Replacing Rahm: Feigenholtz, Fritchey, Geoghegan Enter Fray, Daley Staying Neutral (VIDEO)

Mayor Daley announced his intention to stay neutral in the crowded Congressional race to succeed incoming White House chief of staff Rahm Emanuel, the Tribune reports:

The mayor said he doubted that he would endorse anyone in the special election for the 5th Congressional District.

Daley's patronage armies worked to elect Emanuel, a former mayoral campaign aide, as a congressman representing much of Chicago's North Side.

Daley's comments follow a Sun-Times report that Ald. Pat O'Connor (40th) is the likely candidate to receive the Democratic Party's endorsement-- and the reams of campaign help that comes with it-- after Ald. Tom Allen (38th) said he would not run. O'Connor, who is Daley's unofficial City Council floor leader, has not declared his candidacy.

Labor lawyer and progressive writer Tom Geoghegan and State Reps. John Fritchey and Sara Feigenholtz officially joined the field Tuesday. Geoghegan declared his entry via a statement that appeared on a number of web sites (including The Huffington Post) while Fritchey used an announcement on his Facebook page, followed by an appearance on Fox's "Good Morning Chicago":

I've looked at this for many, many weeks now to see if this was the right choice to make. I think it's a very unique time in history. I came into the general assembly with President-elect Obama. We both came into the Illinois legislature in 1996. I think the opportunity to serve in an Obama administration -- in that Congress -- is a unique opportunity. The 5th District is a great district. It runs from the lakefront all the way to the Dupage County line. It's a great cross-section of the city and suburbs. I'm honored to have just an attempt to even try to represent the district.

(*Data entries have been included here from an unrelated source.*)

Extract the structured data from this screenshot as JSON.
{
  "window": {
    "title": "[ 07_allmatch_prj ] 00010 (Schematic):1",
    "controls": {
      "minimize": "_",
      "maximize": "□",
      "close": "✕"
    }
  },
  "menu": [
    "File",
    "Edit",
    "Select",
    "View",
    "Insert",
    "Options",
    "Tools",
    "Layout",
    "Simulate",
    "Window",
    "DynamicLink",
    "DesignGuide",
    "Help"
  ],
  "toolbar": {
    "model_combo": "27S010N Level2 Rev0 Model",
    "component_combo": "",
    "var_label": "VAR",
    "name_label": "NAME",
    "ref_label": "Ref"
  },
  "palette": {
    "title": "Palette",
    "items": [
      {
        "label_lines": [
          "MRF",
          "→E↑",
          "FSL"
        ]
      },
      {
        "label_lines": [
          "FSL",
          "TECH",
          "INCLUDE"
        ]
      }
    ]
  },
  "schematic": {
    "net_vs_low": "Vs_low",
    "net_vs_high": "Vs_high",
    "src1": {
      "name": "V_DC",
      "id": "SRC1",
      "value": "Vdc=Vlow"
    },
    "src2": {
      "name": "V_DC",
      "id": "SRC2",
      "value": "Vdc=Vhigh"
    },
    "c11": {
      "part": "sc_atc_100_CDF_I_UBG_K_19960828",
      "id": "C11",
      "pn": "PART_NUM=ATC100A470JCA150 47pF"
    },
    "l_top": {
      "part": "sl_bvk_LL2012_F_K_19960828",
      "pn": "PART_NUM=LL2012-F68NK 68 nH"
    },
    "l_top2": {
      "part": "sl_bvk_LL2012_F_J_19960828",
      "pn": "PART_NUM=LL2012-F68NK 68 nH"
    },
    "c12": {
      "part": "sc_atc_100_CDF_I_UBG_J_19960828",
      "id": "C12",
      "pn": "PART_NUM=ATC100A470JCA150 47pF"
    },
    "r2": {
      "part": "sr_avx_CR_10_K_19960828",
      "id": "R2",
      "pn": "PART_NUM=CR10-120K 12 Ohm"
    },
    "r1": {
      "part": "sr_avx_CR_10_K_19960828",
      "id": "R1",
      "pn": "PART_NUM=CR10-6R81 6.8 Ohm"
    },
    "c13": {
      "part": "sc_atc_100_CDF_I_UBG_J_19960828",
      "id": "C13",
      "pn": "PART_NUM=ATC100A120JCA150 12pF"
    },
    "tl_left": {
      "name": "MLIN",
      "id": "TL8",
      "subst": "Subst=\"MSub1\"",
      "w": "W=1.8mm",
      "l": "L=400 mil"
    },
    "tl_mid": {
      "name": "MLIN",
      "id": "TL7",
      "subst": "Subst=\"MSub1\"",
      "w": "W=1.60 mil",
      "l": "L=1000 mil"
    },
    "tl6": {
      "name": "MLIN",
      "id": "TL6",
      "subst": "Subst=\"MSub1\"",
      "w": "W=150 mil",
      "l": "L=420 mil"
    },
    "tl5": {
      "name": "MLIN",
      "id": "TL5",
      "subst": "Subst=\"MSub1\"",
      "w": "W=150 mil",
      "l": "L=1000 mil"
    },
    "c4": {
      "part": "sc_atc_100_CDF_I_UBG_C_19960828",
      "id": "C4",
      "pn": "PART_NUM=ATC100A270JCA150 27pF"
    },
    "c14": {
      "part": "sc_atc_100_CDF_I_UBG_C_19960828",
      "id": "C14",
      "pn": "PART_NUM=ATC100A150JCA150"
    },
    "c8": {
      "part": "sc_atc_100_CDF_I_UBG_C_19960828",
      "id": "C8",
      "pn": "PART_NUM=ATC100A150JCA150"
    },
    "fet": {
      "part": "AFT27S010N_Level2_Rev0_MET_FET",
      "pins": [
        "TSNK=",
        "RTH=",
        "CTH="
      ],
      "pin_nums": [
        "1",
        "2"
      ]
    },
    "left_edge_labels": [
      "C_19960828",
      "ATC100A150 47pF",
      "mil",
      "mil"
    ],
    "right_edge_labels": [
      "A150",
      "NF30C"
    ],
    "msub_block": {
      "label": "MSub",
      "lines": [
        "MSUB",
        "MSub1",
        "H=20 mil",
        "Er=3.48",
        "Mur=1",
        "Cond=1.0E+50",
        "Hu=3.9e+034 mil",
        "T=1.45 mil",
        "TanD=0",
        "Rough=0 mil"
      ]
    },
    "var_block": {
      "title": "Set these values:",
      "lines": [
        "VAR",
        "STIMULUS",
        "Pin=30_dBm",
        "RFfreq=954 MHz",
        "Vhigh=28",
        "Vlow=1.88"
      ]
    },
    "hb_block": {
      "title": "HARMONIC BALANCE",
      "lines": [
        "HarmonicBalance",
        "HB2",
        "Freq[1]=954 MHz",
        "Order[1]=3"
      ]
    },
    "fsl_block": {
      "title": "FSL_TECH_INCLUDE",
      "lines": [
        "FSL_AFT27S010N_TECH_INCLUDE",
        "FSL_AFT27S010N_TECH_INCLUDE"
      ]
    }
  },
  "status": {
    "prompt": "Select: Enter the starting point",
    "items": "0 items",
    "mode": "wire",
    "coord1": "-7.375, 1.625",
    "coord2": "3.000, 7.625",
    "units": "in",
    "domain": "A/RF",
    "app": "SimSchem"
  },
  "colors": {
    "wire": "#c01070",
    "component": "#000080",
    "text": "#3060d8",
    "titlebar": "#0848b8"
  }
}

Feigenholtz held a more formal kick off at her alma mater, Northeastern Illinois University:

Other candidates include Cook County Commissioner Mike Quigley, former Transportation Security Administration official Justin Oberman and former journalist and University of Chicago lecturer Charles Wheelan.

Feigenholtz said she has already raised $300,000, giving her a strong fundraising lead, according to the Sun-Times. Quigley told the paper he expects to match her numbers. Oberman, Wheelan and doctor Victor Forys all said they had raised over $100,000.